[WHAT IS BEING ASKED]
Output the listing exactly, leaving out no line.

(MATERIAL TO PROCESS Opens)

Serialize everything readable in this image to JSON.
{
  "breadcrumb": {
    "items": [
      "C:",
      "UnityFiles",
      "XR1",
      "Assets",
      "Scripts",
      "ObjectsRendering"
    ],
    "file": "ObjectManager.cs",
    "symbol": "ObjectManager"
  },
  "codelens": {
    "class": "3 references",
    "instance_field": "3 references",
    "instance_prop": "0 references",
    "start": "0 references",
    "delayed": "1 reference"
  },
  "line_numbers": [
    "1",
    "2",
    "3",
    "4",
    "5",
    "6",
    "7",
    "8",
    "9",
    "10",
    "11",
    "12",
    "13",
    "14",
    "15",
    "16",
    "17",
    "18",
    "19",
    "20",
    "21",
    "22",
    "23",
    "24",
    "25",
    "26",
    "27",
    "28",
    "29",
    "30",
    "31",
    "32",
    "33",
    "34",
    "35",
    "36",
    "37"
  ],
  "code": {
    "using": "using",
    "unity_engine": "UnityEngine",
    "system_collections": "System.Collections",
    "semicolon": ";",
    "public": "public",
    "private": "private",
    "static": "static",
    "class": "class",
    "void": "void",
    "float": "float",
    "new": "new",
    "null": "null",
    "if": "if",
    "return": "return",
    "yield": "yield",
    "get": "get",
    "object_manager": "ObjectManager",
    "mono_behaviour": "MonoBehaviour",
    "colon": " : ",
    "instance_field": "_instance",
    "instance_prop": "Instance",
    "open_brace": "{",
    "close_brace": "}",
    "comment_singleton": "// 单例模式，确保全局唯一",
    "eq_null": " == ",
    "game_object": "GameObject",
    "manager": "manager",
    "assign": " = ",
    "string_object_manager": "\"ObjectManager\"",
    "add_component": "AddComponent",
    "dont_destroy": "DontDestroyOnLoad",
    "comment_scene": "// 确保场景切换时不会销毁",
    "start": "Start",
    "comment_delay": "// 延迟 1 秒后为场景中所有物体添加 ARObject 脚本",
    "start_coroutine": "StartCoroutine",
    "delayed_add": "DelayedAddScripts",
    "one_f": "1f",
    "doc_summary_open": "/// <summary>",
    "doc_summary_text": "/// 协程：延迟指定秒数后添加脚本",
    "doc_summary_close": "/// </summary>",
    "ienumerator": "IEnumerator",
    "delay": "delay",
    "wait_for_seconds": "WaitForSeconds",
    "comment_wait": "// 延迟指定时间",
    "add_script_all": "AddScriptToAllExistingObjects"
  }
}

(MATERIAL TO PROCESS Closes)

[YOUR RESPONSE]
Serialize everything readable in this image to JSON.
{
  "breadcrumb": {
    "items": [
      "C:",
      "UnityFiles",
      "XR1",
      "Assets",
      "Scripts",
      "ObjectsRendering"
    ],
    "file": "ObjectManager.cs",
    "symbol": "ObjectManager"
  },
  "codelens": {
    "class": "3 references",
    "instance_field": "3 references",
    "instance_prop": "0 references",
    "start": "0 references",
    "delayed": "1 reference"
  },
  "line_numbers": [
    "1",
    "2",
    "3",
    "4",
    "5",
    "6",
    "7",
    "8",
    "9",
    "10",
    "11",
    "12",
    "13",
    "14",
    "15",
    "16",
    "17",
    "18",
    "19",
    "20",
    "21",
    "22",
    "23",
    "24",
    "25",
    "26",
    "27",
    "28",
    "29",
    "30",
    "31",
    "32",
    "33",
    "34",
    "35",
    "36",
    "37"
  ],
  "code": {
    "using": "using",
    "unity_engine": "UnityEngine",
    "system_collections": "System.Collections",
    "semicolon": ";",
    "public": "public",
    "private": "private",
    "static": "static",
    "class": "class",
    "void": "void",
    "float": "float",
    "new": "new",
    "null": "null",
    "if": "if",
    "return": "return",
    "yield": "yield",
    "get": "get",
    "object_manager": "ObjectManager",
    "mono_behaviour": "MonoBehaviour",
    "colon": " : ",
    "instance_field": "_instance",
    "instance_prop": "Instance",
    "open_brace": "{",
    "close_brace": "}",
    "comment_singleton": "// 单例模式，确保全局唯一",
    "eq_null": " == ",
    "game_object": "GameObject",
    "manager": "manager",
    "assign": " = ",
    "string_object_manager": "\"ObjectManager\"",
    "add_component": "AddComponent",
    "dont_destroy": "DontDestroyOnLoad",
    "comment_scene": "// 确保场景切换时不会销毁",
    "start": "Start",
    "comment_delay": "// 延迟 1 秒后为场景中所有物体添加 ARObject 脚本",
    "start_coroutine": "StartCoroutine",
    "delayed_add": "DelayedAddScripts",
    "one_f": "1f",
    "doc_summary_open": "/// <summary>",
    "doc_summary_text": "/// 协程：延迟指定秒数后添加脚本",
    "doc_summary_close": "/// </summary>",
    "ienumerator": "IEnumerator",
    "delay": "delay",
    "wait_for_seconds": "WaitForSeconds",
    "comment_wait": "// 延迟指定时间",
    "add_script_all": "AddScriptToAllExistingObjects"
  }
}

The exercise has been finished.